▸ **Exercise brief**
Within the records, determine how many lines contain the word "JSON". Your reply must consist of that number only.

(Excerpts from an interface dataset)
——

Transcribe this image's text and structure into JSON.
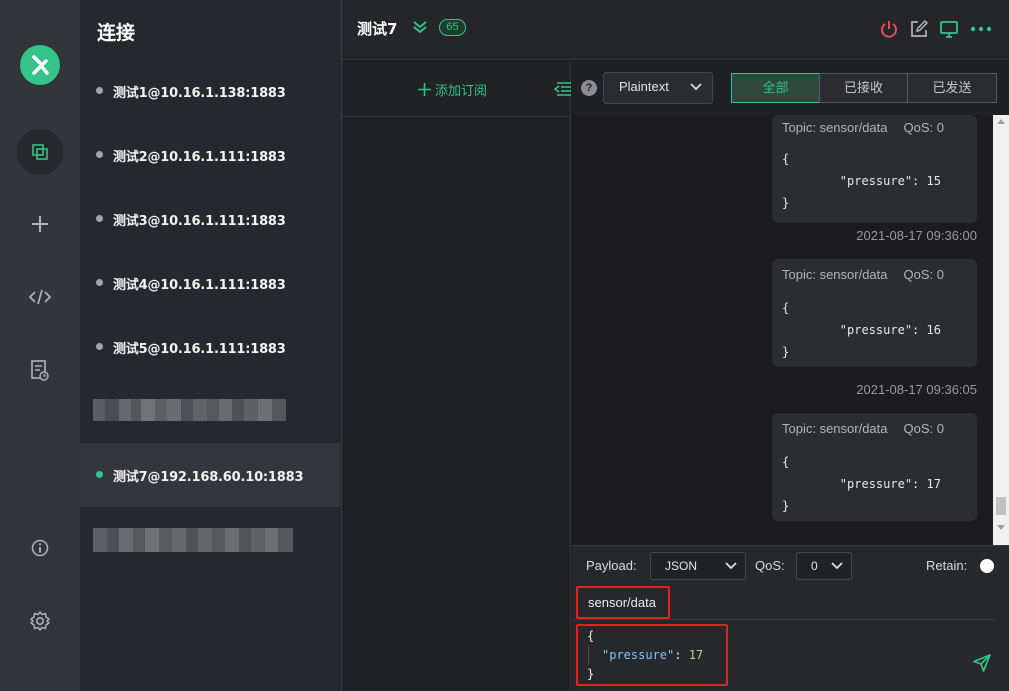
{
  "sidebar": {
    "title": "连接",
    "connections": [
      {
        "label": "测试1@10.16.1.138:1883",
        "status": "offline"
      },
      {
        "label": "测试2@10.16.1.111:1883",
        "status": "offline"
      },
      {
        "label": "测试3@10.16.1.111:1883",
        "status": "offline"
      },
      {
        "label": "测试4@10.16.1.111:1883",
        "status": "offline"
      },
      {
        "label": "测试5@10.16.1.111:1883",
        "status": "offline"
      },
      {
        "label": "",
        "status": "redacted"
      },
      {
        "label": "测试7@192.168.60.10:1883",
        "status": "online"
      },
      {
        "label": "",
        "status": "redacted"
      }
    ]
  },
  "rail": {
    "icons": [
      "logo-icon",
      "connections-icon",
      "add-icon",
      "script-icon",
      "log-icon",
      "info-icon",
      "settings-icon"
    ]
  },
  "header": {
    "connection_name": "测试7",
    "message_count": "65",
    "actions": [
      "power-icon",
      "edit-icon",
      "monitor-icon",
      "more-icon"
    ]
  },
  "subscriptions": {
    "add_label": "添加订阅"
  },
  "filter": {
    "format": "Plaintext",
    "tabs": [
      "全部",
      "已接收",
      "已发送"
    ],
    "active_tab": "全部"
  },
  "messages": [
    {
      "topic_label": "Topic: sensor/data",
      "qos_label": "QoS: 0",
      "line1": "{",
      "line2": "        \"pressure\": 15",
      "line3": "}",
      "timestamp": "2021-08-17 09:36:00"
    },
    {
      "topic_label": "Topic: sensor/data",
      "qos_label": "QoS: 0",
      "line1": "{",
      "line2": "        \"pressure\": 16",
      "line3": "}",
      "timestamp": "2021-08-17 09:36:05"
    },
    {
      "topic_label": "Topic: sensor/data",
      "qos_label": "QoS: 0",
      "line1": "{",
      "line2": "        \"pressure\": 17",
      "line3": "}"
    }
  ],
  "composer": {
    "payload_label": "Payload:",
    "payload_format": "JSON",
    "qos_label": "QoS:",
    "qos_value": "0",
    "retain_label": "Retain:",
    "topic": "sensor/data",
    "payload_open": "{",
    "payload_key": "\"pressure\"",
    "payload_colon": ": ",
    "payload_value": "17",
    "payload_close": "}"
  },
  "colors": {
    "accent": "#34c388",
    "highlight": "#e0241d",
    "power": "#e0524d"
  }
}
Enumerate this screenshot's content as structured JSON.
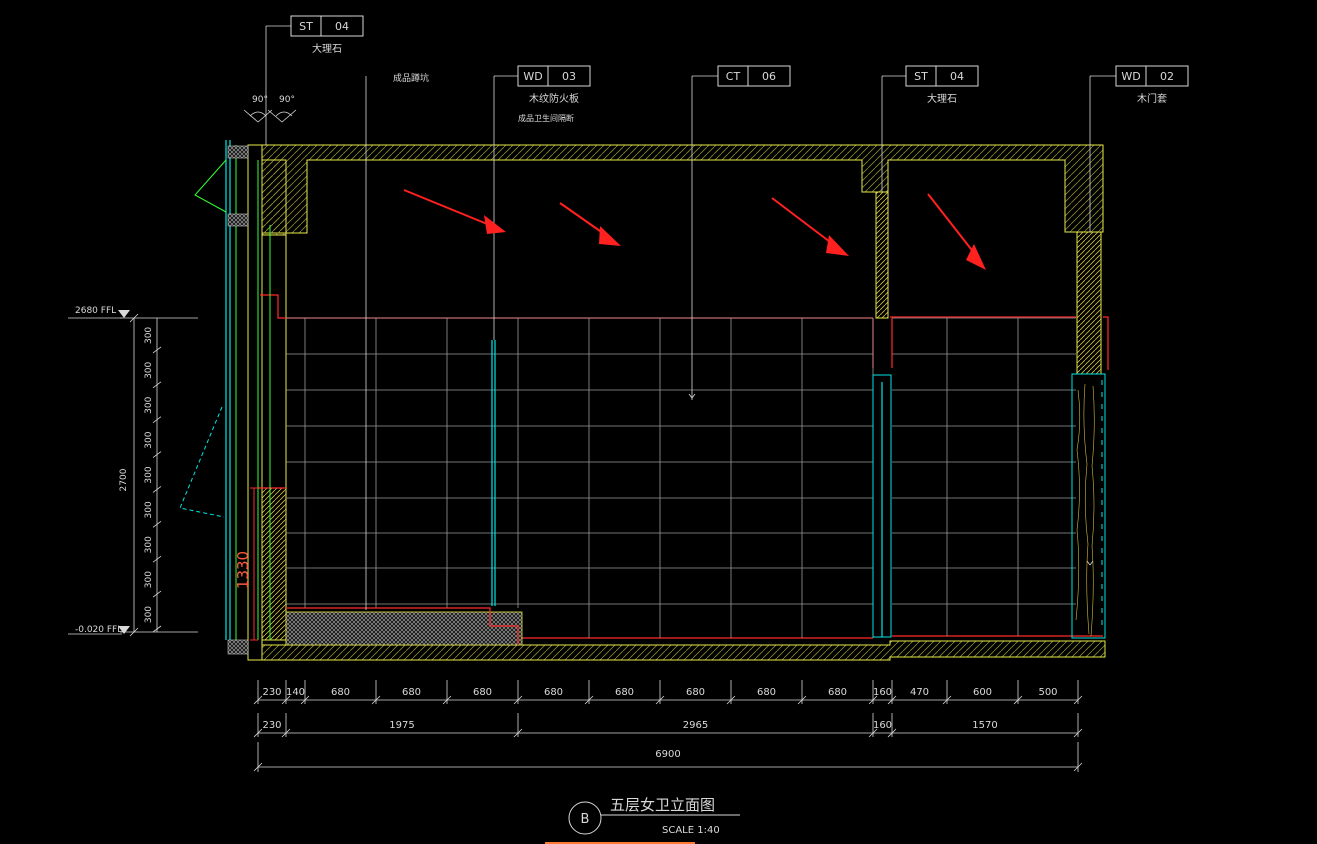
{
  "tags": [
    {
      "code": "ST",
      "num": "04",
      "desc": "大理石"
    },
    {
      "code": "WD",
      "num": "03",
      "desc": "木纹防火板",
      "desc2": "成品卫生间隔断"
    },
    {
      "code": "CT",
      "num": "06",
      "desc": ""
    },
    {
      "code": "ST",
      "num": "04",
      "desc": "大理石"
    },
    {
      "code": "WD",
      "num": "02",
      "desc": "木门套"
    }
  ],
  "fixture_note": "成品蹲坑",
  "angle_left": "90°",
  "angle_right": "90°",
  "levels": {
    "top": "2680 FFL",
    "bottom": "-0.020 FFL"
  },
  "left_dims": {
    "segments": [
      "300",
      "300",
      "300",
      "300",
      "300",
      "300",
      "300",
      "300",
      "300"
    ],
    "total": "2700"
  },
  "partition_height": "1330",
  "dim_row1": [
    "230",
    "140",
    "680",
    "680",
    "680",
    "680",
    "680",
    "680",
    "680",
    "680",
    "160",
    "470",
    "600",
    "500"
  ],
  "dim_row2": [
    "230",
    "1975",
    "2965",
    "160",
    "1570"
  ],
  "dim_total": "6900",
  "title": {
    "badge": "B",
    "text": "五层女卫立面图",
    "scale": "SCALE  1:40"
  },
  "colors": {
    "wall": "#e8e84a",
    "grid": "#bbbbbb",
    "red": "#ff2a2a",
    "cyan": "#00e5e5",
    "green": "#33ff33",
    "dim": "#d9d9d9",
    "arrow": "#ff2020"
  }
}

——

▸ **Expected answer**
3